- Exercise instructions
For each line of the listing below that contains the string "Black", copy the line.

Dataset records below:

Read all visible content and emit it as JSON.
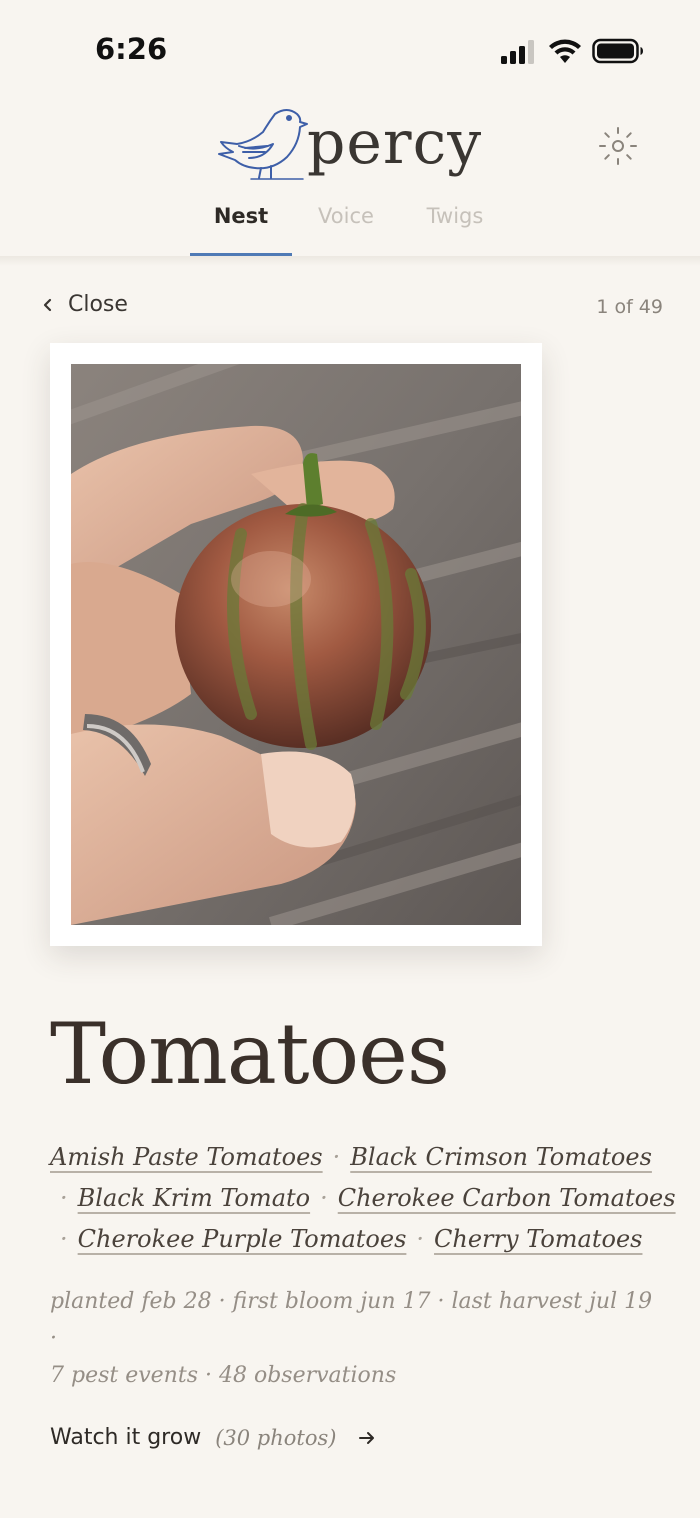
{
  "status_bar": {
    "time": "6:26"
  },
  "app": {
    "name": "percy"
  },
  "tabs": [
    {
      "label": "Nest",
      "active": true
    },
    {
      "label": "Voice",
      "active": false
    },
    {
      "label": "Twigs",
      "active": false
    }
  ],
  "nav": {
    "close_label": "Close",
    "counter": "1 of 49"
  },
  "plant": {
    "name": "Tomatoes",
    "varieties": [
      "Amish Paste Tomatoes",
      "Black Crimson Tomatoes",
      "Black Krim Tomato",
      "Cherokee Carbon Tomatoes",
      "Cherokee Purple Tomatoes",
      "Cherry Tomatoes"
    ],
    "meta_line1": "planted feb 28 · first bloom jun 17 · last harvest jul 19 ·",
    "meta_line2": "7 pest events · 48 observations"
  },
  "watch": {
    "label": "Watch it grow",
    "count": "(30 photos)"
  },
  "colors": {
    "accent": "#4f7ab5",
    "background": "#f8f5f0",
    "logo_blue": "#3e5fa8"
  },
  "icons": [
    "signal-icon",
    "wifi-icon",
    "battery-icon",
    "bird-logo-icon",
    "sun-settings-icon",
    "chevron-left-icon",
    "arrow-right-icon"
  ]
}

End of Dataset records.

- Result of the exercise
      "Black Crimson Tomatoes",
      "Black Krim Tomato",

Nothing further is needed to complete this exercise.